- _How to complete this task_
Gather every line from the entries below that includes "accent".

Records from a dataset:
--- START ---

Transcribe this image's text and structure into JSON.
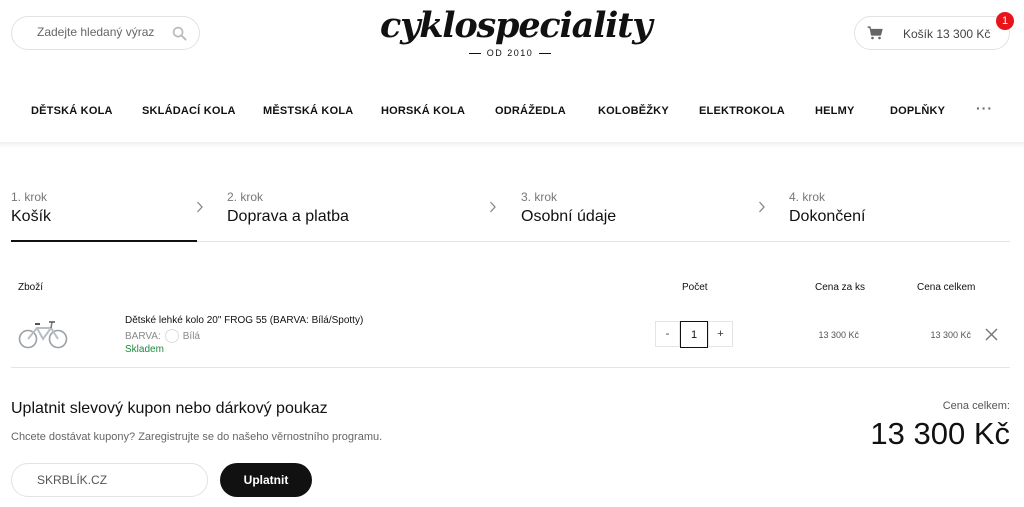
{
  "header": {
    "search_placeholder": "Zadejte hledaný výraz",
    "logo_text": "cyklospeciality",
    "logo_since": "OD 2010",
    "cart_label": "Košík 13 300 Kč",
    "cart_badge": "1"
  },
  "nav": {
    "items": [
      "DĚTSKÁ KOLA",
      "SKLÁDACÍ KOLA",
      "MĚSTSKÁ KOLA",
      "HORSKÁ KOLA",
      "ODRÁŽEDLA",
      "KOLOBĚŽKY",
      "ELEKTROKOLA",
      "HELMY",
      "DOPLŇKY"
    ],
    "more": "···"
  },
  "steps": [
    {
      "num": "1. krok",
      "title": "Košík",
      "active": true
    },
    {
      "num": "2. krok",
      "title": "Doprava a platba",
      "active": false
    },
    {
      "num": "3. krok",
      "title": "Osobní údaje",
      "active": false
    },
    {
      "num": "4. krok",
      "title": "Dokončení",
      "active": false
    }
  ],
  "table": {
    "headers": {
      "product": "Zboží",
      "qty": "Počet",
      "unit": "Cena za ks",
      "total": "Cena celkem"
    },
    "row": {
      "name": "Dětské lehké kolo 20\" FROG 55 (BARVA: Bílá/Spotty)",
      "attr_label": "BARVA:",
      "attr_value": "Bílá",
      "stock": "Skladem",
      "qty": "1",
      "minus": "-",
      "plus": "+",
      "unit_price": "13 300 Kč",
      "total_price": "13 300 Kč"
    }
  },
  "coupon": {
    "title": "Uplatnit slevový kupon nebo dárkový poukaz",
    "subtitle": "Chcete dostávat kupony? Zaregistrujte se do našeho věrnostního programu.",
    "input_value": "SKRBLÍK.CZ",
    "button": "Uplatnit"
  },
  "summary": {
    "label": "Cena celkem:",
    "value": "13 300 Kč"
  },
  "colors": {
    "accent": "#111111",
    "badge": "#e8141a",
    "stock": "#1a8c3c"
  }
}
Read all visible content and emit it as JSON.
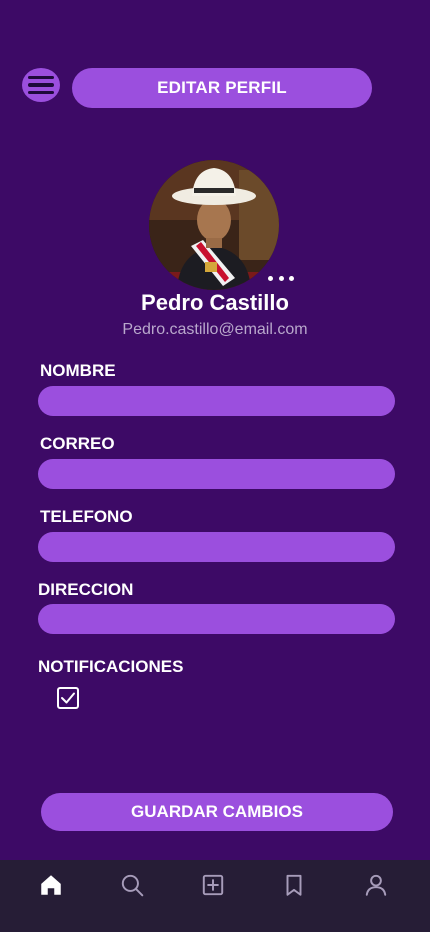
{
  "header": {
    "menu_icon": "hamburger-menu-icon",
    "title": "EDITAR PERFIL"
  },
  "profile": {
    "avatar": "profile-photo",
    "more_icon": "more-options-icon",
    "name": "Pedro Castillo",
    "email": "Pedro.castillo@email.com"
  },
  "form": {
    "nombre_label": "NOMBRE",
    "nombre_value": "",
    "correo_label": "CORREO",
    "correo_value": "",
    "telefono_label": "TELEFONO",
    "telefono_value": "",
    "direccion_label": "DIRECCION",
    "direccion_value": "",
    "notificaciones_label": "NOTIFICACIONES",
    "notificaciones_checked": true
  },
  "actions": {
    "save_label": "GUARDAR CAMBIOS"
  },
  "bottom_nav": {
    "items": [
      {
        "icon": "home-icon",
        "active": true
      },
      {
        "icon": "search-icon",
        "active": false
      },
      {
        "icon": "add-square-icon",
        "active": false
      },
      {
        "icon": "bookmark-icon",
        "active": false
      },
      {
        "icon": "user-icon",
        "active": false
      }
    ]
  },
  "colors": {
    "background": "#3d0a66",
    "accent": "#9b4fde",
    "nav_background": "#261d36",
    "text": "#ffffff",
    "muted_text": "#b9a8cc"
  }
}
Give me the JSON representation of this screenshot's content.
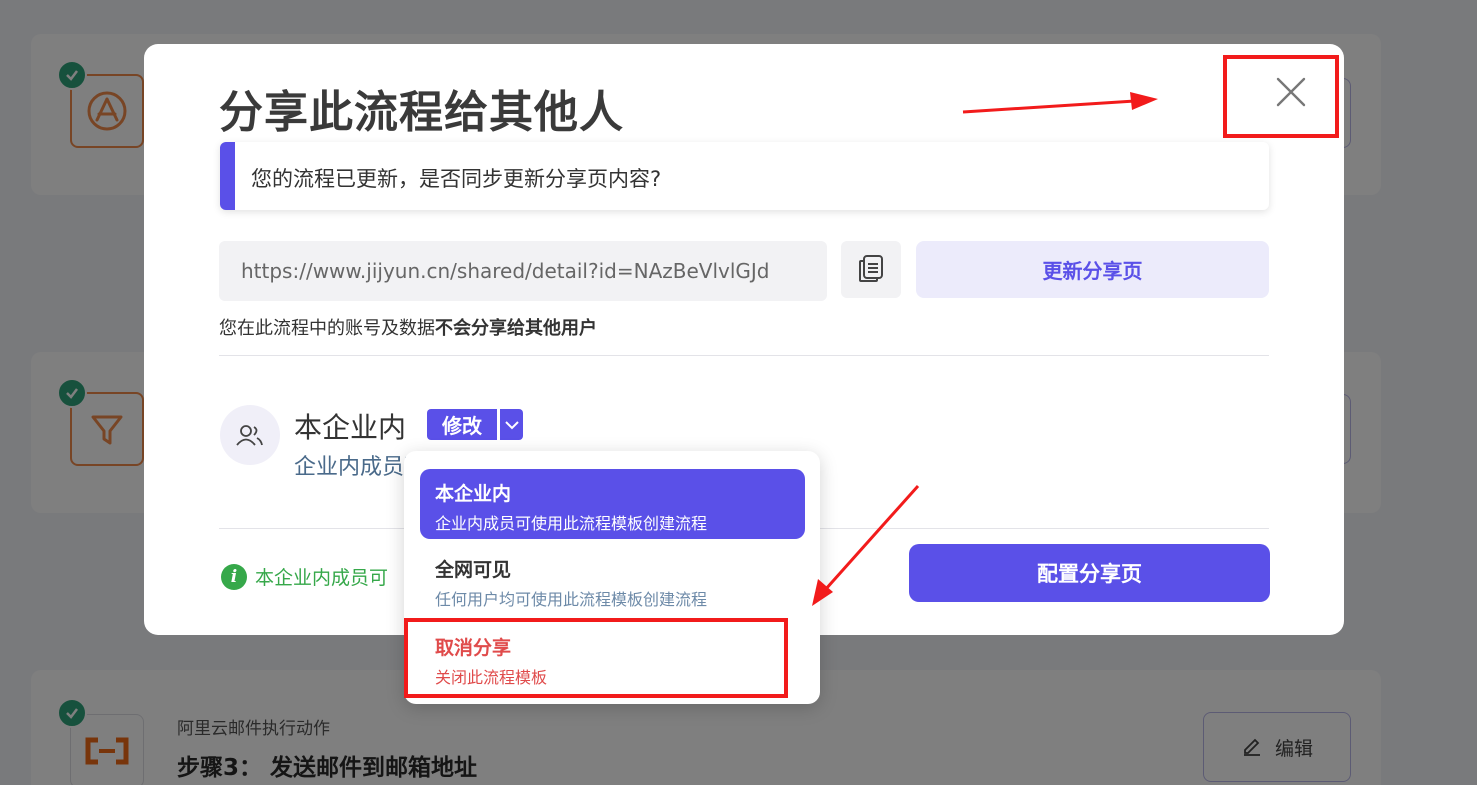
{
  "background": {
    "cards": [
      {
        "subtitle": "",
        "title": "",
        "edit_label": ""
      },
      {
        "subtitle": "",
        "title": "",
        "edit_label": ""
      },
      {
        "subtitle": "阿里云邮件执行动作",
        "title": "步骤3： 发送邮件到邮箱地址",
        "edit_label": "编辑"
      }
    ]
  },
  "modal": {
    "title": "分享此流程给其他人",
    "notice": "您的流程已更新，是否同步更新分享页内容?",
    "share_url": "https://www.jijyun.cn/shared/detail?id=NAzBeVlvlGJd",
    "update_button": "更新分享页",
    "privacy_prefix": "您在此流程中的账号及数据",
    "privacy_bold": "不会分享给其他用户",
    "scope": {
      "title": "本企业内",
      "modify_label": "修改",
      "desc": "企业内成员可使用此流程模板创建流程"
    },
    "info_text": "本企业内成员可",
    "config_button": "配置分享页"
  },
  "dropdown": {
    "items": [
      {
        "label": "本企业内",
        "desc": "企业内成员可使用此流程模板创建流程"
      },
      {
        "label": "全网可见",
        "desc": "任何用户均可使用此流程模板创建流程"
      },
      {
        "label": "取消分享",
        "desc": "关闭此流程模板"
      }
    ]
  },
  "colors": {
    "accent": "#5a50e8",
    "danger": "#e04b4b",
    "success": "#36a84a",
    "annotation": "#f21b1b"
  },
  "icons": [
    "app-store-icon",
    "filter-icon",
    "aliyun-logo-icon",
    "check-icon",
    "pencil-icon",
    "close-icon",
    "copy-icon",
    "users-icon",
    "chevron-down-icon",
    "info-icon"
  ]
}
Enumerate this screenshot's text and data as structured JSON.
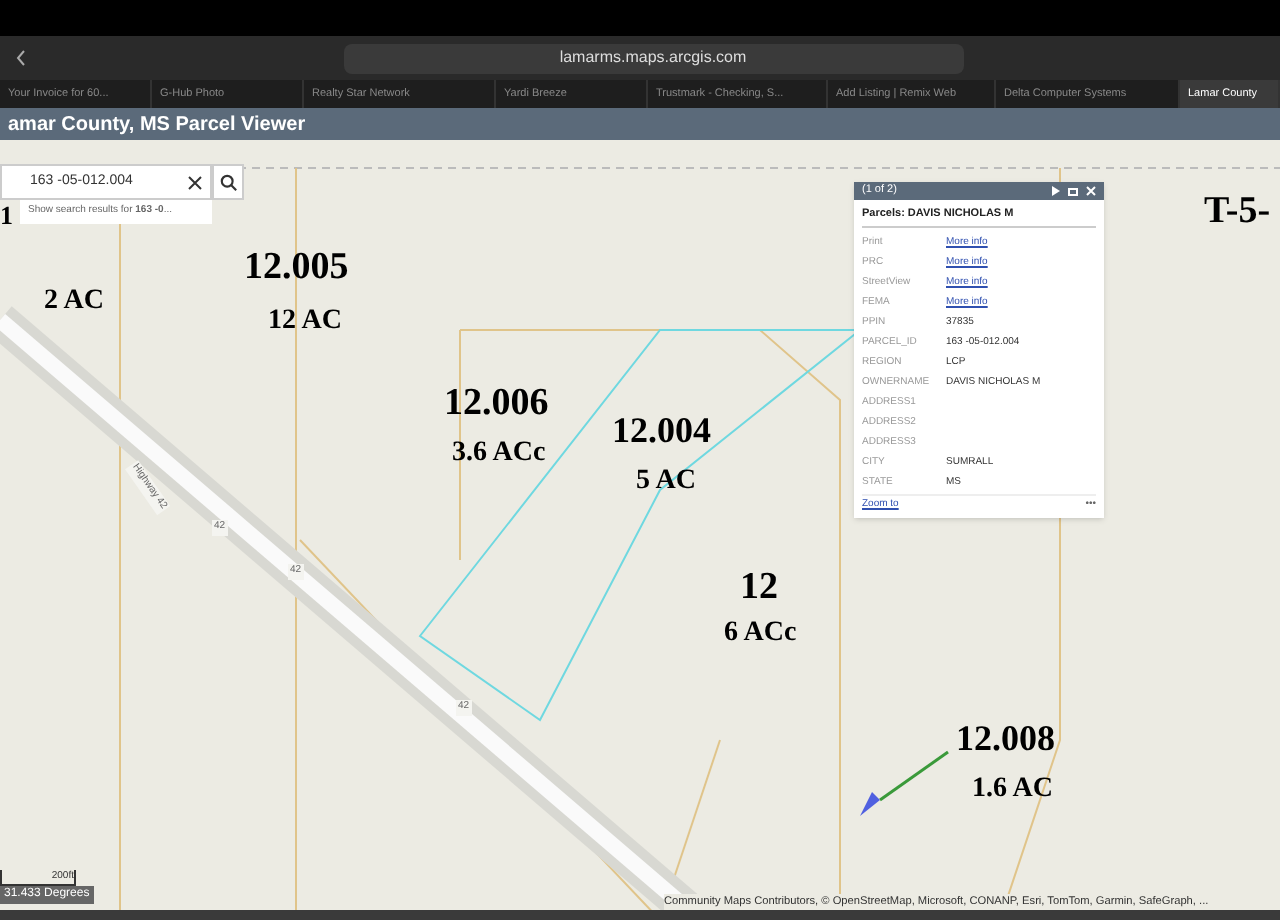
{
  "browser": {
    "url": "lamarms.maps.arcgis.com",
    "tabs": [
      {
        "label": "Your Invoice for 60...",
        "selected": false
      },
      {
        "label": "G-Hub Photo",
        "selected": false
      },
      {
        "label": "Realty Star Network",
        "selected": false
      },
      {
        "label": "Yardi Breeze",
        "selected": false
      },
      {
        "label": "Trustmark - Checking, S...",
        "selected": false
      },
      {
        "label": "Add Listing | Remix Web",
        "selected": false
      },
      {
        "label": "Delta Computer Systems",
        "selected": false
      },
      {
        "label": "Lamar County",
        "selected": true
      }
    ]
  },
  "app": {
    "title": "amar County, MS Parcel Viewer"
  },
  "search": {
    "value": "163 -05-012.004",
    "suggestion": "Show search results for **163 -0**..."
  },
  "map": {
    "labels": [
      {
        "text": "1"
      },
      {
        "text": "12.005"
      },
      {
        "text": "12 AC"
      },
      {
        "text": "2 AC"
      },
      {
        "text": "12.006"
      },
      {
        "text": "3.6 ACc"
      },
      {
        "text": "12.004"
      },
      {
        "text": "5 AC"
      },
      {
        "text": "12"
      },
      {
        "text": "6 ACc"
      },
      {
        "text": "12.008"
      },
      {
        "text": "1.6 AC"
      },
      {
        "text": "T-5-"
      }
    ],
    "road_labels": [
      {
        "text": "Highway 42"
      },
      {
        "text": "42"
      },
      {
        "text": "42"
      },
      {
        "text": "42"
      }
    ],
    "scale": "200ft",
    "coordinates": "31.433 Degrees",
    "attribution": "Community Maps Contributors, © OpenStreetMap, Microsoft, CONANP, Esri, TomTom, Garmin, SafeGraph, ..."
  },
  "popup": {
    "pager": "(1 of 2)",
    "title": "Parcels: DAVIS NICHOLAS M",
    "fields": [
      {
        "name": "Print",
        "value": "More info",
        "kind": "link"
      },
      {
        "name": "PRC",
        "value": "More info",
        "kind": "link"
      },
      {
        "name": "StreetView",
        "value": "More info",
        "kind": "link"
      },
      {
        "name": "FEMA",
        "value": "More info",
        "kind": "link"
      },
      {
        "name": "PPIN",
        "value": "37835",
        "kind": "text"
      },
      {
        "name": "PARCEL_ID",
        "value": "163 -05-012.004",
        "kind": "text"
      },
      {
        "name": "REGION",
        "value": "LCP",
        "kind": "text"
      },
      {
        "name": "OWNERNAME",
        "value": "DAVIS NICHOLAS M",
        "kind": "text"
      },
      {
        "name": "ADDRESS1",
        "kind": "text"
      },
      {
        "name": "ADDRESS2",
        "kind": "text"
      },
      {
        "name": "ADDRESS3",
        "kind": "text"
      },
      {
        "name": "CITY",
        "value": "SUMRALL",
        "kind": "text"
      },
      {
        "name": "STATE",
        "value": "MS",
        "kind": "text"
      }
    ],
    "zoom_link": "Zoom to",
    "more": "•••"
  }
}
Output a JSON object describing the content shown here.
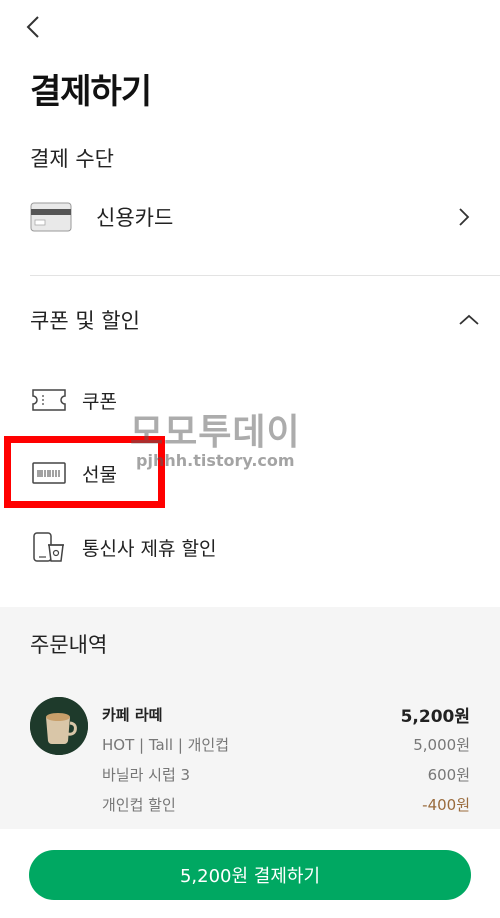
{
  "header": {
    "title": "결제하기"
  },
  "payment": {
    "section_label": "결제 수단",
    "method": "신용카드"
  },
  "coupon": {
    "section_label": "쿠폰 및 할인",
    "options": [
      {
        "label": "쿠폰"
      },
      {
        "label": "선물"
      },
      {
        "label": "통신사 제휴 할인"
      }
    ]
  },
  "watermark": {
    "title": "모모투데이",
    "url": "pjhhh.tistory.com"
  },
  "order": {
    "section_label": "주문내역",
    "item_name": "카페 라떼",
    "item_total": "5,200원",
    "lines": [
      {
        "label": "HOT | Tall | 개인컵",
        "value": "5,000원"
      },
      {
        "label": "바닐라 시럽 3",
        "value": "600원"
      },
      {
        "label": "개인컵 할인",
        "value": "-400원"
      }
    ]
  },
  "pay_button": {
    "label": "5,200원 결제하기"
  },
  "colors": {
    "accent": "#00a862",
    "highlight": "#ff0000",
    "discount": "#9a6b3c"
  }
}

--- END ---

- _Output of the exercise_
    "accent": "#111111",
    "accent": "#9b4fde",
    "accent": "#5a50e8",
    "accent": "#00a862",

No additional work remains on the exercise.